The Eye of the Needle
Eye of the needle, a spy thriller novel by Ken Follett is the classic dilemma story of a woman who has to choose between her lover and her country, except there is not much of a dilemma and much less love.
Faber, a dangerous German spy operating in wartime Britain, is a professional unlike the amateur spies teaming around Britain. He stumbles upon a secret which would change the outcome of the war. Now Faber has to deliver the secret along with proof to Berlin but unfortunately for him, the MI6 agents are hot on his trail. Faber continues to fool them but his luck runs out when he tries to rendezvous with an U-boat. Due to a heavy storm, he shipwrecks on a small island called as Storm Island, which is uninhabited except for Lucy, her crippled husband David, her son and a servant called as Tom. Lucy tends to the wounds of Faber and falls in love. But she soon finds out that he is a German spy and has to decide between her country and her lover.
Eye of the needle is the usual Follett fest with characters at their two dimensional best.
The beautiful, cultured, noble, sex starved heroine whose husband loses his legs right on the day of marriage and vents out his frustration at her.
The boyish lover turned husband, who, with his craze to ‘fight for England’ and his frustration when he becomes crippled; his celibacy and pugnacity towards his wife just because he lost his big chance to fight the war.
And of course, there is the hero: sly, cold, dangerous and sexy. He is fiercely independent, shows no respect for his superiors and… yeah, you guessed it, kills men who learns of his identity and sees his face. The cold hearted hero kills at the drop of the hat, but vomits afterwards, mind you.
Oh, wait. Did I mention to you that one of the men hunting the hero is a Historian turned Intelligence officer with the name of Percy Godliman? Yeah, Atta-boy.
And here is an example of Follett’s writing…
“He could see David’s face through the windscreen. The young man was leaning forward, hunched over the steering wheel, his lips drawn back over his teeth in a savage, almost maniacal grin. He seemed to be imagining himself in the cockpit of a Spitfire, coming down out of the sun at an enemy plane with all eight Browning machine-guns blazing 1260 rounds per minute.”
Really, Mr. Follett?
Here is another one:
Faber: That was evidence enough for you to try to kill me?
David: That and what you did with my wife in my house.

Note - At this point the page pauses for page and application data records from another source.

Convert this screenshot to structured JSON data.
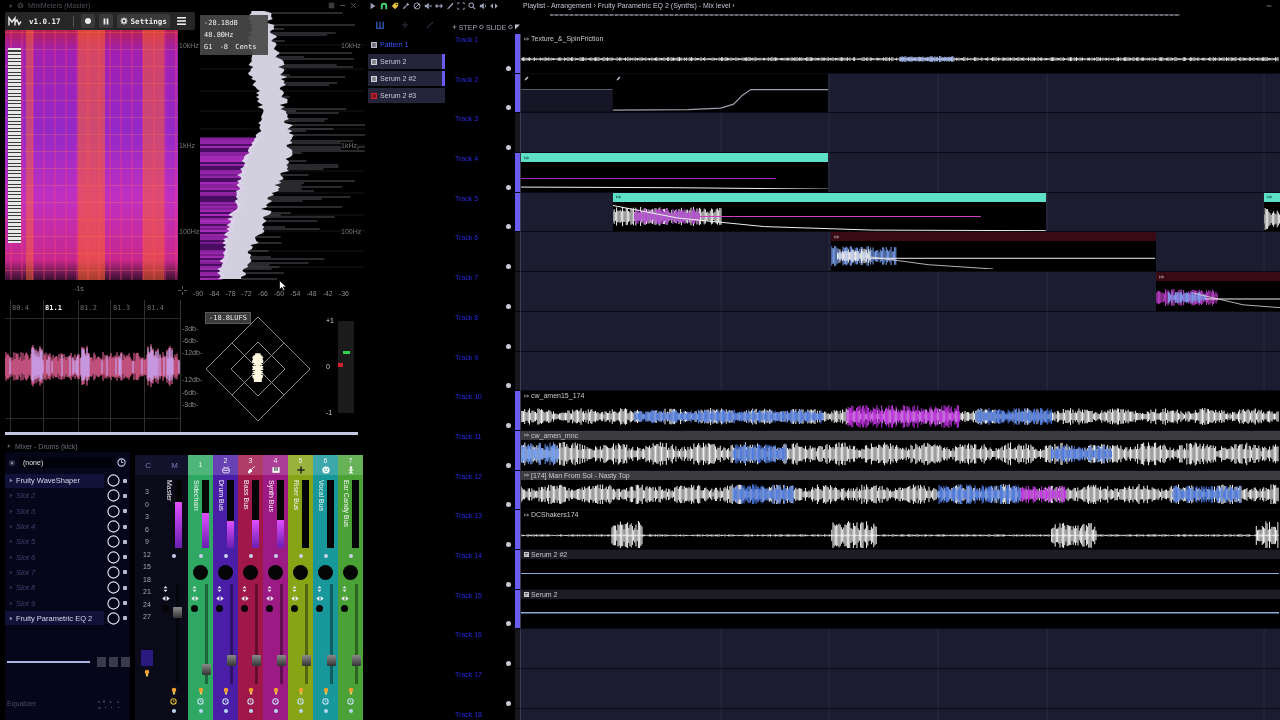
{
  "minimeters": {
    "window_title": "MiniMeters (Master)",
    "version": "v1.0.17",
    "settings_label": "Settings",
    "readout": [
      "-28.18dB",
      "48.80Hz",
      "G1 -8 Cents"
    ],
    "frequency_labels_left": [
      "10kHz",
      "1kHz",
      "100Hz"
    ],
    "frequency_labels_right": [
      "10kHz",
      "1kHz",
      "100Hz"
    ],
    "time_label": "-1s",
    "db_ticks": [
      "-90",
      "-84",
      "-78",
      "-72",
      "-66",
      "-60",
      "-54",
      "-48",
      "-42",
      "-36"
    ],
    "oscilloscope_times": [
      {
        "label": "80.4",
        "selected": false
      },
      {
        "label": "81.1",
        "selected": true
      },
      {
        "label": "81.2",
        "selected": false
      },
      {
        "label": "81.3",
        "selected": false
      },
      {
        "label": "81.4",
        "selected": false
      }
    ],
    "db_labels": [
      "-3db-",
      "-6db-",
      "-12db-",
      "-12db-",
      "-6db-",
      "-3db-"
    ],
    "loudness": "-18.8LUFS",
    "correlation_labels": [
      "+1",
      "0",
      "-1"
    ]
  },
  "mixer": {
    "title": "Mixer - Drums (kick)",
    "preset": "(none)",
    "slots": [
      {
        "label": "Fruity WaveShaper",
        "filled": true,
        "on": true
      },
      {
        "label": "Slot 2",
        "filled": false,
        "on": true
      },
      {
        "label": "Slot 3",
        "filled": false,
        "on": true
      },
      {
        "label": "Slot 4",
        "filled": false,
        "on": true
      },
      {
        "label": "Slot 5",
        "filled": false,
        "on": true
      },
      {
        "label": "Slot 6",
        "filled": false,
        "on": true
      },
      {
        "label": "Slot 7",
        "filled": false,
        "on": true
      },
      {
        "label": "Slot 8",
        "filled": false,
        "on": true
      },
      {
        "label": "Slot 9",
        "filled": false,
        "on": true
      },
      {
        "label": "Fruity Parametric EQ 2",
        "filled": true,
        "on": true
      }
    ],
    "footer_label": "Equalizer",
    "master": {
      "labels": [
        "C",
        "M"
      ],
      "name": "Master",
      "scale": [
        "3",
        "0",
        "3",
        "6",
        "9",
        "12",
        "15",
        "18",
        "21",
        "24",
        "27"
      ],
      "meter": {
        "level": 0.68
      },
      "fader": {
        "level": 0.74
      }
    },
    "channels": [
      {
        "number": "1",
        "name": "Sidechain",
        "color": "#2ea862",
        "meter": {
          "level": 0.51
        },
        "fader": {
          "level": 0.1
        }
      },
      {
        "number": "2",
        "name": "Drum Bus",
        "color": "#4a1ea6",
        "meter": {
          "level": 0.39
        },
        "fader": {
          "level": 0.2
        }
      },
      {
        "number": "3",
        "name": "Bass Bus",
        "color": "#a0184a",
        "meter": {
          "level": 0.41
        },
        "fader": {
          "level": 0.2
        }
      },
      {
        "number": "4",
        "name": "Synth Bus",
        "color": "#9c1a84",
        "meter": {
          "level": 0.41
        },
        "fader": {
          "level": 0.2
        }
      },
      {
        "number": "5",
        "name": "Riser Bus",
        "color": "#86a416",
        "fader": {
          "level": 0.2
        }
      },
      {
        "number": "6",
        "name": "Vocal Bus",
        "color": "#18989a",
        "fader": {
          "level": 0.2
        }
      },
      {
        "number": "7",
        "name": "Ear Candy Bus",
        "color": "#4aa236",
        "fader": {
          "level": 0.2
        }
      }
    ]
  },
  "playlist": {
    "breadcrumb": "Playlist - Arrangement › Fruity Parametric EQ 2 (Synths) - Mix level ›",
    "step_label": "STEP",
    "slide_label": "SLIDE",
    "patterns": [
      {
        "label": "Pattern 1",
        "selected": true,
        "marked": false,
        "color": "#b8b8c8"
      },
      {
        "label": "Serum 2",
        "selected": false,
        "marked": true,
        "color": "#d0d0d8"
      },
      {
        "label": "Serum 2 #2",
        "selected": false,
        "marked": true,
        "color": "#d0d0d8"
      },
      {
        "label": "Serum 2 #3",
        "selected": false,
        "marked": false,
        "color": "#d02030"
      }
    ],
    "tracks": [
      {
        "name": "Track 1",
        "selected": true,
        "enabled": true,
        "clips": [
          {
            "kind": "audio",
            "label": "Texture_&_SpinFriction",
            "color": "#000000"
          }
        ]
      },
      {
        "name": "Track 2",
        "selected": true,
        "enabled": true,
        "clips": [
          {
            "kind": "automation"
          },
          {
            "kind": "automation"
          }
        ]
      },
      {
        "name": "Track 3",
        "selected": false,
        "enabled": true
      },
      {
        "name": "Track 4",
        "selected": true,
        "enabled": true,
        "clips": [
          {
            "kind": "audio",
            "color": "#5ee0c8"
          }
        ]
      },
      {
        "name": "Track 5",
        "selected": true,
        "enabled": true,
        "clips": [
          {
            "kind": "audio",
            "color": "#5ee0c8"
          },
          {
            "kind": "audio",
            "color": "#5ee0c8"
          }
        ]
      },
      {
        "name": "Track 6",
        "selected": false,
        "enabled": true,
        "clips": [
          {
            "kind": "audio",
            "color": "#3a0a12"
          }
        ]
      },
      {
        "name": "Track 7",
        "selected": false,
        "enabled": true,
        "clips": [
          {
            "kind": "audio",
            "color": "#3a0a12"
          }
        ]
      },
      {
        "name": "Track 8",
        "selected": false,
        "enabled": true
      },
      {
        "name": "Track 9",
        "selected": false,
        "enabled": true
      },
      {
        "name": "Track 10",
        "selected": true,
        "enabled": true,
        "clips": [
          {
            "kind": "audio",
            "label": "cw_amen15_174",
            "color": "#000000"
          }
        ]
      },
      {
        "name": "Track 11",
        "selected": true,
        "enabled": true,
        "clips": [
          {
            "kind": "audio",
            "label": "cw_amen_mnc",
            "color": "#3c3c40"
          }
        ]
      },
      {
        "name": "Track 12",
        "selected": true,
        "enabled": true,
        "clips": [
          {
            "kind": "audio",
            "label": "[174] Man From Sol - Nasty Top",
            "color": "#3c3c40"
          }
        ]
      },
      {
        "name": "Track 13",
        "selected": true,
        "enabled": true,
        "clips": [
          {
            "kind": "audio",
            "label": "DCShakers174",
            "color": "#000000"
          }
        ]
      },
      {
        "name": "Track 14",
        "selected": true,
        "enabled": true,
        "clips": [
          {
            "kind": "pattern",
            "label": "Serum 2 #2",
            "color": "#1c1c22"
          }
        ]
      },
      {
        "name": "Track 15",
        "selected": true,
        "enabled": true,
        "clips": [
          {
            "kind": "pattern",
            "label": "Serum 2",
            "color": "#1c1c22"
          }
        ]
      },
      {
        "name": "Track 16",
        "selected": false,
        "enabled": true
      },
      {
        "name": "Track 17",
        "selected": false,
        "enabled": true
      },
      {
        "name": "Track 18",
        "selected": false
      }
    ]
  }
}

No Englishman would ever behave like that.
This might simply look like bad writing, but believe me, it’s not. This is the oldest trick in the book, which is called as Patriotic masturbation. Not convinced? Here goes another.
When Fredrick Bloggs, Godliman’s partner, is talking about the recent death of his wife (who used to drive ambulance at night and was called affectionately as Fearless Boggs), Godliman tells Boggs that mourning has to end sometime and asks him to get on with his life and to find a girl. Bloggs replies that he would never be able to, because he considers his wife a hero and he would never be able to settle down for someone ordinary. Godliman replies, “England is full of heroes.”

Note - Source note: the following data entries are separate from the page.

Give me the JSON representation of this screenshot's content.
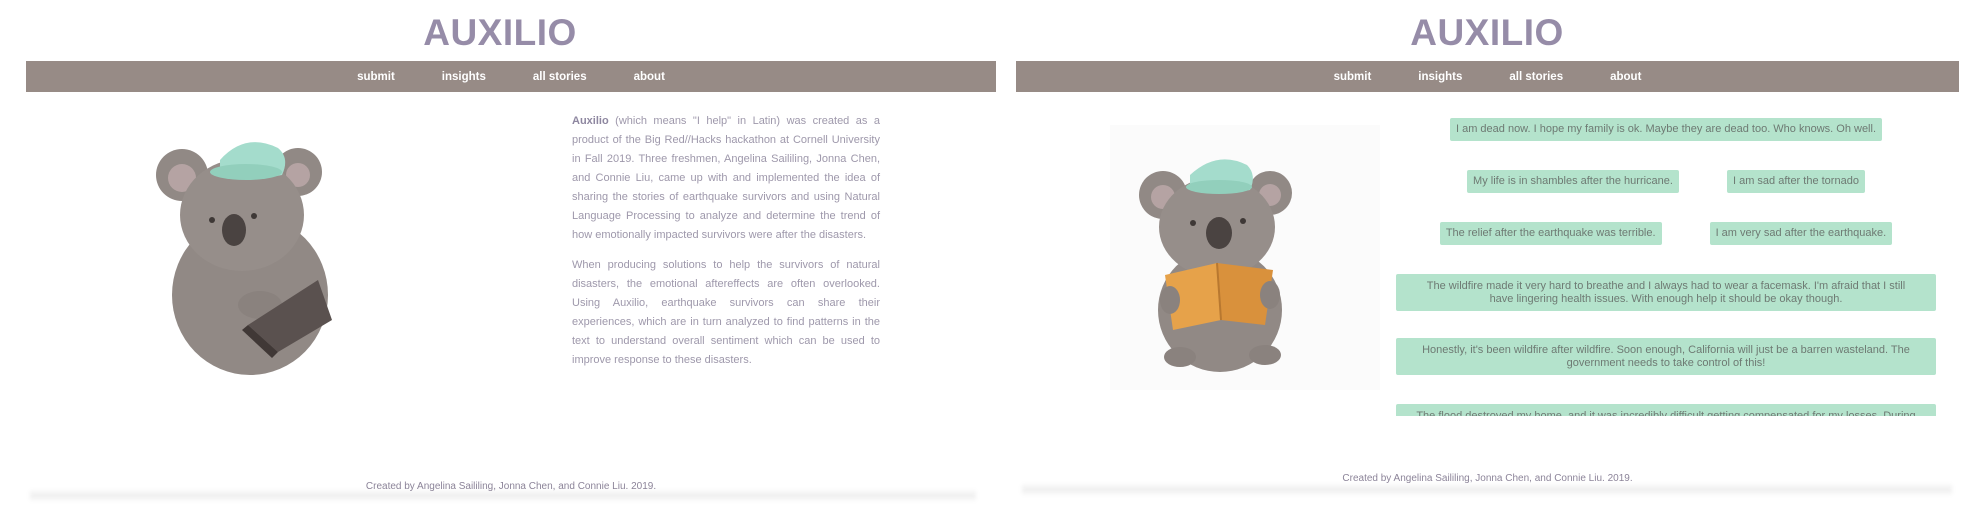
{
  "left_page": {
    "brand": "AUXILIO",
    "nav": [
      "submit",
      "insights",
      "all stories",
      "about"
    ],
    "about": {
      "bold_name": "Auxilio",
      "p1_rest": " (which means \"I help\" in Latin) was created as a product of the Big Red//Hacks hackathon at Cornell University in Fall 2019. Three freshmen, Angelina Saililing, Jonna Chen, and Connie Liu, came up with and implemented the idea of sharing the stories of earthquake survivors and using Natural Language Processing to analyze and determine the trend of how emotionally impacted survivors were after the disasters.",
      "p2": "When producing solutions to help the survivors of natural disasters, the emotional aftereffects are often overlooked. Using Auxilio, earthquake survivors can share their experiences, which are in turn analyzed to find patterns in the text to understand overall sentiment which can be used to improve response to these disasters."
    },
    "footer": "Created by Angelina Saililing, Jonna Chen, and Connie Liu. 2019."
  },
  "right_page": {
    "brand": "AUXILIO",
    "nav": [
      "submit",
      "insights",
      "all stories",
      "about"
    ],
    "stories": [
      "I am dead now. I hope my family is ok. Maybe they are dead too. Who knows. Oh well.",
      "My life is in shambles after the hurricane.",
      "I am sad after the tornado",
      "The relief after the earthquake was terrible.",
      "I am very sad after the earthquake.",
      "The wildfire made it very hard to breathe and I always had to wear a facemask. I'm afraid that I still have lingering health issues. With enough help it should be okay though.",
      "Honestly, it's been wildfire after wildfire. Soon enough, California will just be a barren wasteland. The government needs to take control of this!",
      "The flood destroyed my home, and it was incredibly difficult getting compensated for my losses. During the"
    ],
    "footer": "Created by Angelina Saililing, Jonna Chen, and Connie Liu. 2019."
  },
  "colors": {
    "brand": "#968ca8",
    "navbar": "#978b86",
    "story_bg": "#b4e3cc",
    "text": "#9e98ab"
  },
  "icons": {
    "left_illustration": "koala-with-laptop",
    "right_illustration": "koala-reading-book"
  }
}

The novel is not a complete disaster though. There are some good action scenes and a very good chasing scene. But all of them are affected by extremely favorable happenstances for our sly hero, except for the end where he gets killed by the naïve, harmless, widowed heroine, whose love for her nation is better than her love for Faber (which happens to be because the sexually frustrated heroine spent a night with the hero). The naïve heroine becomes the daring dame and devises booby traps in cars all of a sudden; sends Morse code for SOS, which she learned from a schoolgirl thriller! At-least you could have stated that either of the males living at the island taught it to her in case of emergency, Mr. Follett.
And need I tell you that Mr. Bloggs finds the girl to be quite a hero and decides to marry her? Yeah, totally unpredictable, isn’t it?
Oh, but one last thing. Did I mention that the British intelligence captures all the German spies and feeds the Germans with deliberate false intelligence about the coup at Normandy and Faber is the only real professional German spy at large in all of London and stumbles upon the evidence? It’s that pathetic.
Eye of the needle – Blunt.